Peg Studney, 84, teacher, human rights activist, VMA campaign volunteer. Marguerite “Peg” Studney was a professional chemist, a teacher at Loretto High School in Chicago, a Great Books leader at Ascension School, and a longtime book club member who insisted on including the classics, Plato in particular. She worked on several VMA campaigns and served on the village’s Community Design Commission, spearheading the innovative corner garden program which encouraged the planting of flowers in exposed parkway patches. She also headed an annual “Keep It Clean” campaign each spring, collecting litter along Lake Street and South Boulevard. “She was all about earthiness and beautification,” said her son, Tom.
Hugh Helfer, 84, District 97 board member, conservatory volunteer, contrarian. The first to serve three terms on the elementary school board (in the late 1960s and 1970s), he was committed to racial integration in the schools and supported the switch to a junior high system, which helped achieve that. He was also a fixture and tireless activist in his south Oak Park neighborhood.
Dick Buckley, 85, the voice of radio jazz. The longtime Oak Parker was the host of Jazz Forum on Chicago’s National Public Radio affiliate WBEZ-FM for more than 30 years. He worked at several Chicago radio stations before that and also did voiceovers for Schlitz beer commercials.
Judy Jasculca, 60, project manager for Jasculca Terman and school volunteer. Judith Jasculca managed a number of high-profile projects for her husband’s public affairs firm, Jasculca Terman, including the 1979 visit of Pope John Paul II to Chicago and the Democratic National Convention in 1996. She volunteered at St. Luke School and Trinity High School in River Forest and was a member of the board of directors for After School Matters.
Glenn Toppen, 62, kidney donor, advocate for the poor.

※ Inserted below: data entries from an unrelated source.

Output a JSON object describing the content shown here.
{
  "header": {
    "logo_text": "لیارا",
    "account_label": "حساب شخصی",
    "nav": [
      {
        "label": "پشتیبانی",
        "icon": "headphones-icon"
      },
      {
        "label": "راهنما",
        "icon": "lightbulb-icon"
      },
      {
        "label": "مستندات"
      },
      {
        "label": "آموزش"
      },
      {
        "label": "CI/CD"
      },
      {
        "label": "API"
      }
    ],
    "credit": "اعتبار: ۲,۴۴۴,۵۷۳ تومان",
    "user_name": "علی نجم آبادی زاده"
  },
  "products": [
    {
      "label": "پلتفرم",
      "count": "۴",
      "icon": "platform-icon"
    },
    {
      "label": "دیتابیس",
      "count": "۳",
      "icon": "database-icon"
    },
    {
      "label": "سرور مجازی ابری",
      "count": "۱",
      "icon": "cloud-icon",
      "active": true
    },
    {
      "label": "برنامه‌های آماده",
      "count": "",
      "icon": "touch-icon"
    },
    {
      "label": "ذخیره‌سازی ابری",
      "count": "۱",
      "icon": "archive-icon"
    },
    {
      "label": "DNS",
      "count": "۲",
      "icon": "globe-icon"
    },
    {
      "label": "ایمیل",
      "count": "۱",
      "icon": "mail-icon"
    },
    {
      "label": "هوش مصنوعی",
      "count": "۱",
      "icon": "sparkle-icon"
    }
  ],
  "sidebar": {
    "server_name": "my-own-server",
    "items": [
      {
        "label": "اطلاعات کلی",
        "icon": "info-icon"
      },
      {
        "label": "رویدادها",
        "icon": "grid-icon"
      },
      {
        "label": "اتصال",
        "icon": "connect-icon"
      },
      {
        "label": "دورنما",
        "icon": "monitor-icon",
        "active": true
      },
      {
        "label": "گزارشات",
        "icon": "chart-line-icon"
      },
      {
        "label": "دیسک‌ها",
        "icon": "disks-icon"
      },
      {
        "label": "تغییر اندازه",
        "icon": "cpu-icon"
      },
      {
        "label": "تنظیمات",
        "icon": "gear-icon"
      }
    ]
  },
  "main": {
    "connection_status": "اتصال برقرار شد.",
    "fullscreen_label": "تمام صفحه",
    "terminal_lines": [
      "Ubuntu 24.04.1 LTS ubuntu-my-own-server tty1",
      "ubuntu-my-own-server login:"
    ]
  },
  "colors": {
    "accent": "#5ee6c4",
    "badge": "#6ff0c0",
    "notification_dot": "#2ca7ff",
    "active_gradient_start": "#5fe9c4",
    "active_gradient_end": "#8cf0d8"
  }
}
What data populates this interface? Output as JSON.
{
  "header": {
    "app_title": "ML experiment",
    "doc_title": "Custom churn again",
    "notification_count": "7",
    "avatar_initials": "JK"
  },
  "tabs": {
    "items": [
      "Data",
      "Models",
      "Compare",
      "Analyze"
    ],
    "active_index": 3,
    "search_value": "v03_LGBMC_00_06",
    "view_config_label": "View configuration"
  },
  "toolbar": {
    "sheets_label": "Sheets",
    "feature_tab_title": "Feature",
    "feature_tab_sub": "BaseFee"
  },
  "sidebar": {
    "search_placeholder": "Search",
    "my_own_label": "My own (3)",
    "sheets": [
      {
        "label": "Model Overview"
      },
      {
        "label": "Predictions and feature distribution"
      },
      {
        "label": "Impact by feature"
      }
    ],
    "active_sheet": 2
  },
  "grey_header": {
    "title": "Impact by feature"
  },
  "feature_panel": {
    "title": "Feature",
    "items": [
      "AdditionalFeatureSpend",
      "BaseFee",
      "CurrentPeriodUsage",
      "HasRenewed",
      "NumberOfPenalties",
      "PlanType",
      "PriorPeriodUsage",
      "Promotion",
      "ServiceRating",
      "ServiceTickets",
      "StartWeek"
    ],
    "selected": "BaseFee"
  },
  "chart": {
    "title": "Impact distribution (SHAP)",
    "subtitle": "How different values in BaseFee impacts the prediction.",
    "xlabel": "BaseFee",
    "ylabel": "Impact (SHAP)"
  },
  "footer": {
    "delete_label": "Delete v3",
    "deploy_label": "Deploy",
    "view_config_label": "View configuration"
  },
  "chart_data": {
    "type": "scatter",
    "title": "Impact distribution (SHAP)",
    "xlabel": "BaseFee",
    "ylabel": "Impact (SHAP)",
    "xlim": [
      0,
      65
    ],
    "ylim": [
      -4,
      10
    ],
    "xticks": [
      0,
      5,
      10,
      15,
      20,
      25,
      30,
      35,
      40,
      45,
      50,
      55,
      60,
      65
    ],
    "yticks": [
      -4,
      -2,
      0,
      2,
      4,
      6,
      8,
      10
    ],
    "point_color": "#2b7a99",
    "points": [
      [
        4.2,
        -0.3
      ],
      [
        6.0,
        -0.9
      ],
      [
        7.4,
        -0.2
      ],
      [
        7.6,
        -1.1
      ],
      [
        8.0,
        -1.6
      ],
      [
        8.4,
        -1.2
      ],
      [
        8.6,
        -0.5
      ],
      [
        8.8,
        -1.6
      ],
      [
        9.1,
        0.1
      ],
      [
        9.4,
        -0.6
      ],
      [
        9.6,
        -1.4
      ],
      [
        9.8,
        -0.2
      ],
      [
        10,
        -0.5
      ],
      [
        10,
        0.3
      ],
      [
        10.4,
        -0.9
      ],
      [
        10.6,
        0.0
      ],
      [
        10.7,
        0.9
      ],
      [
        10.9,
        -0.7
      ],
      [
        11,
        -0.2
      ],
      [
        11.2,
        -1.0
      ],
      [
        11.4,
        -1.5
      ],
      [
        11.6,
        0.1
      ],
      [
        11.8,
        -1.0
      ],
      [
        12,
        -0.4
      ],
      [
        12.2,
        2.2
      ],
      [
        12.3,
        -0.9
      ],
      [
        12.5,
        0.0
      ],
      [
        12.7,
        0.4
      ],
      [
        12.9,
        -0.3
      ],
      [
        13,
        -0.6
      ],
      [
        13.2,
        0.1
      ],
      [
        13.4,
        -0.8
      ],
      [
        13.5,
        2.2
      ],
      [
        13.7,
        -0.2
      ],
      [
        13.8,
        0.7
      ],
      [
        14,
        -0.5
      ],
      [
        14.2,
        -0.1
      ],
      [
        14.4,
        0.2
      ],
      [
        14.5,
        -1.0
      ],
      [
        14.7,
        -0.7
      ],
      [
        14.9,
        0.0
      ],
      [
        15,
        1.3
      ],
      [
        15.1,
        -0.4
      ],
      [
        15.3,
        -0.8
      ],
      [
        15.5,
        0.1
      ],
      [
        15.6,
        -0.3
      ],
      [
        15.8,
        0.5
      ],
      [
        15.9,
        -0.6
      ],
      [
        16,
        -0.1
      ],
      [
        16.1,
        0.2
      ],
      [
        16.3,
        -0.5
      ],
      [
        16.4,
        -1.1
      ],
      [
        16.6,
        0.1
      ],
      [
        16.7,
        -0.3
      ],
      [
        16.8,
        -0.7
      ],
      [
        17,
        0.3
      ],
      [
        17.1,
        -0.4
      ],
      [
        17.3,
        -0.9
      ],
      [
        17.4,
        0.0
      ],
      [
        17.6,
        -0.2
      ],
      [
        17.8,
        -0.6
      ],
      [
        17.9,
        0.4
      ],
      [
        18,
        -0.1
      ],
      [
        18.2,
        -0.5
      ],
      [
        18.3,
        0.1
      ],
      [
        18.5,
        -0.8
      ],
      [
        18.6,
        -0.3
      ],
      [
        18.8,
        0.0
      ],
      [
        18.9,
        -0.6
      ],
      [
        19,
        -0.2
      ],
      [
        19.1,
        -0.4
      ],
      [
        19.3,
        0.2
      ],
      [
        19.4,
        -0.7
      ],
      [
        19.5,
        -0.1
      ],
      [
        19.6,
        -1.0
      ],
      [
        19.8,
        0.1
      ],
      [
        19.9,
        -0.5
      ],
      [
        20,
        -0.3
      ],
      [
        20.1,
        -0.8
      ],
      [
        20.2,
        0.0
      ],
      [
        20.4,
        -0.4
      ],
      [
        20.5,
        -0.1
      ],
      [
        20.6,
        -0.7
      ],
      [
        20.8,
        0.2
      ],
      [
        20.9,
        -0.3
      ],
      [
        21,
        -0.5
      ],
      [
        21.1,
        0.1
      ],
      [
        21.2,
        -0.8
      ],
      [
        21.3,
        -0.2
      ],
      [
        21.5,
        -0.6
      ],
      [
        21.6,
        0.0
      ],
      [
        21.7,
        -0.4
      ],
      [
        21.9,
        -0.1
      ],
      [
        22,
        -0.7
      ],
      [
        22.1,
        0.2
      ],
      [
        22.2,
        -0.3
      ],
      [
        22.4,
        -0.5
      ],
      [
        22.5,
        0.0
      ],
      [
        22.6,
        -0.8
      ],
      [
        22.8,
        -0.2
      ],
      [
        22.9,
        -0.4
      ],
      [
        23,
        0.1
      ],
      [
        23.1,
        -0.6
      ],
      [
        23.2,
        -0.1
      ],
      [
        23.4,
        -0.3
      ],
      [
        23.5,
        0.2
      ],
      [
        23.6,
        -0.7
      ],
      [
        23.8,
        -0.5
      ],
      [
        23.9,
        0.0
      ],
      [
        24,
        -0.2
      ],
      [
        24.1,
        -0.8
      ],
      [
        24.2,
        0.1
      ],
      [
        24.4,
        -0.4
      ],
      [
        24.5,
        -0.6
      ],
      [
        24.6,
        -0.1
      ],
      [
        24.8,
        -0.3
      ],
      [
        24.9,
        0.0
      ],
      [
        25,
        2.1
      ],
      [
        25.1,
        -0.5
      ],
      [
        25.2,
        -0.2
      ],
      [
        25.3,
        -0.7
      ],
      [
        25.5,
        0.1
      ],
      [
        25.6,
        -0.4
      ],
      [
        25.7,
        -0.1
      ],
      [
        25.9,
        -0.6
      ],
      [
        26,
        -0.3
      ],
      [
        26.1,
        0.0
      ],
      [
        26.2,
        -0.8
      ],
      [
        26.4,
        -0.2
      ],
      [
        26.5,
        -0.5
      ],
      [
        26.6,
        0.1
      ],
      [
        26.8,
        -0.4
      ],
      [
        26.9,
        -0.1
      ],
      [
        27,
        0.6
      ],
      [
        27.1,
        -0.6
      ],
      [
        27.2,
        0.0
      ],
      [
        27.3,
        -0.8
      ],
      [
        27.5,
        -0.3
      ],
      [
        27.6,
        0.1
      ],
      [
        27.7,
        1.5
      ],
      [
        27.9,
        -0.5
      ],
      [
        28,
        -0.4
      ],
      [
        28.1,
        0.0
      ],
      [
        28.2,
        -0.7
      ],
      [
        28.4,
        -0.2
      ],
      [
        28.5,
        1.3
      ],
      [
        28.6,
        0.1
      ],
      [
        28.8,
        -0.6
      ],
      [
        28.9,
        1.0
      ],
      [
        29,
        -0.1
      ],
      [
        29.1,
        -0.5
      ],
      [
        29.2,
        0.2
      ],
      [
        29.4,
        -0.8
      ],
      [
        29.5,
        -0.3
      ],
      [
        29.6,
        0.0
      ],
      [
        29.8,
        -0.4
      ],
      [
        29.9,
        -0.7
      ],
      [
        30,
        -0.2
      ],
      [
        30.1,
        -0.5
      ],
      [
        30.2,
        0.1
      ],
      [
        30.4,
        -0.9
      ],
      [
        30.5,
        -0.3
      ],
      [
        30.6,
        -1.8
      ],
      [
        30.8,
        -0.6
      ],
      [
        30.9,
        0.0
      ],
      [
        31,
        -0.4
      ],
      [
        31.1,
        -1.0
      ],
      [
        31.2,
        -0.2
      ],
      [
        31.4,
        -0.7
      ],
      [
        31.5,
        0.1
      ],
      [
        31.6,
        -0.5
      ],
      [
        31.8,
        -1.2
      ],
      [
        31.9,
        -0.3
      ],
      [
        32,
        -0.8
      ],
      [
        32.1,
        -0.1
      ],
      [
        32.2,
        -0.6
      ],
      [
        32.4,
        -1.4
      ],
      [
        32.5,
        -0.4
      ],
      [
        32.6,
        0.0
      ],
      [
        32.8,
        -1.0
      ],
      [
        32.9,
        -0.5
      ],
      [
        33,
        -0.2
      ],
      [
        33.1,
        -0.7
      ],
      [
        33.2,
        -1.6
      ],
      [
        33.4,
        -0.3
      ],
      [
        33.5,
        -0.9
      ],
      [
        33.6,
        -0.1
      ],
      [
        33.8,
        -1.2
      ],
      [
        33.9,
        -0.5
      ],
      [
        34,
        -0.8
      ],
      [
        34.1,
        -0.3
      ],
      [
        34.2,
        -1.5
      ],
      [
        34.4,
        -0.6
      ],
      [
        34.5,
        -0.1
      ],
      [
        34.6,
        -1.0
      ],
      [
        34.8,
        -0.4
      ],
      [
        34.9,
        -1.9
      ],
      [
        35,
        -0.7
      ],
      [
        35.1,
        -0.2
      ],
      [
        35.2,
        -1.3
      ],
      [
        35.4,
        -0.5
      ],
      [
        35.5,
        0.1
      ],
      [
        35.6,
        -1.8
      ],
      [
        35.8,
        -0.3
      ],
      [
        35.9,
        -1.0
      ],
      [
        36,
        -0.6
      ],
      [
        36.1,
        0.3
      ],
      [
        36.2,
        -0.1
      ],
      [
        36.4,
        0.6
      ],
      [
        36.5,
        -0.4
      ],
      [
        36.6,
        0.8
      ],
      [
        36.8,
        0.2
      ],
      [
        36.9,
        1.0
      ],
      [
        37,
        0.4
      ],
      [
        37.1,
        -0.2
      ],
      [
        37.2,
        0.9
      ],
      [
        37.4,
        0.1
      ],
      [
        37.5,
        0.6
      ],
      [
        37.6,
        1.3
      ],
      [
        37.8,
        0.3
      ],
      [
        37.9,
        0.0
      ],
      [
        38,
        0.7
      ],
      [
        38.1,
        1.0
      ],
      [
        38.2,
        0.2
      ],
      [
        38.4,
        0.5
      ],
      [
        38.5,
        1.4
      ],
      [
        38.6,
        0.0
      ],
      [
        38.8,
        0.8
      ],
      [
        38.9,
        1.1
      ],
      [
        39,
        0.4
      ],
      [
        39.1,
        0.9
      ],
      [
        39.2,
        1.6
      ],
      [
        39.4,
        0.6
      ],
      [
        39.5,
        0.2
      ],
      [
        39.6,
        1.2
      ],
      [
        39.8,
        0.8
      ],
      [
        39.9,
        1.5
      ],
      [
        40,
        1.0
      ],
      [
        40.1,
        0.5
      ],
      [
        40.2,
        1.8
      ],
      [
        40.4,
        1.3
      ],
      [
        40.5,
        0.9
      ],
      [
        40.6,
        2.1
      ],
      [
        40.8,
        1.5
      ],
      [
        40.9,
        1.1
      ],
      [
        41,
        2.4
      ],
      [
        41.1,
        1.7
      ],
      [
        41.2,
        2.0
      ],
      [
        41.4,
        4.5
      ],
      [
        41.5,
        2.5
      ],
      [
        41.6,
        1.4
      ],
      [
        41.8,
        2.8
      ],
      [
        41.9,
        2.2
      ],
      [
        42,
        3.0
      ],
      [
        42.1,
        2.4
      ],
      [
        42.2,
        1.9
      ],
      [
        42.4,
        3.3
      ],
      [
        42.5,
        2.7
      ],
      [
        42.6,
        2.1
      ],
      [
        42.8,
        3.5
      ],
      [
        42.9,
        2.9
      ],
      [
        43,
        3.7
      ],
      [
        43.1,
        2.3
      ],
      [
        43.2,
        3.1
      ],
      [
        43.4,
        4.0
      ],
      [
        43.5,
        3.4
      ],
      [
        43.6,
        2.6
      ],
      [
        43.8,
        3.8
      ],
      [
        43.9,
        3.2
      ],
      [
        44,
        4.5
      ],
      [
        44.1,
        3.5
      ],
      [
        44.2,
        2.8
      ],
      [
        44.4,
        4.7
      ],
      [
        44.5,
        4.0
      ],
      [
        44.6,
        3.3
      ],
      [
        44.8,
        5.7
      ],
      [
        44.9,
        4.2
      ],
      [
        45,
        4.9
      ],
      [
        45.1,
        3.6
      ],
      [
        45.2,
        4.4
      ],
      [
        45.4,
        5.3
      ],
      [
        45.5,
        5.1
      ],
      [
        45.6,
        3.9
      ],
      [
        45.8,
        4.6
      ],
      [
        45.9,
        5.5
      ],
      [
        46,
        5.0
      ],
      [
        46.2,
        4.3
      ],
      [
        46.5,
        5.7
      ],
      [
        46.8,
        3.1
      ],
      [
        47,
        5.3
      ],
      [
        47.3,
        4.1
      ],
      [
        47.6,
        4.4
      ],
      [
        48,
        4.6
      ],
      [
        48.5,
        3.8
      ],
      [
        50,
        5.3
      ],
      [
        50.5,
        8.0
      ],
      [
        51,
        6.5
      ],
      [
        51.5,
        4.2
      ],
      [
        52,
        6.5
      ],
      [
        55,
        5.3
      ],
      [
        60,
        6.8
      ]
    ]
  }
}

Toppen saved the life of his neighbor across the street when he volunteered to give 21-year-old Cynthia Sanders one of his kidneys in 2001 after hearing about her condition at the annual block party. He worked for a time as a Realtor, then moved into marketing, working for Neighborhood Housing Services of Chicago, a non-profit that provides low-interest loans to low-income families. He served on the boards of organizations that focused on homelessness and financial education for the poor. He also volunteered with PADS and Habitat for Humanity.
Betty Van Wyk, 71, reporter, township clerk, Zonta member. An education beat reporter for many years for the Oak Leaves, she ran as an independent and was elected as a township trustee (1981-85), followed by a long tenure as township clerk (1985-1997). She became communications director for Oak Park and River Forest High School, where she served as advisor to Tau Gamma, the high school’s service organization for girls. She later became a certified financial planner until retiring in 2005, then volunteered with Township Senior Services, offering her financial knowledge to senior citizens. She was a tireless advocate for the local chapter of Zonta International. A Unity Temple member, she also supported the Oak Park Conservatory and the Oak Park Regional Housing Center.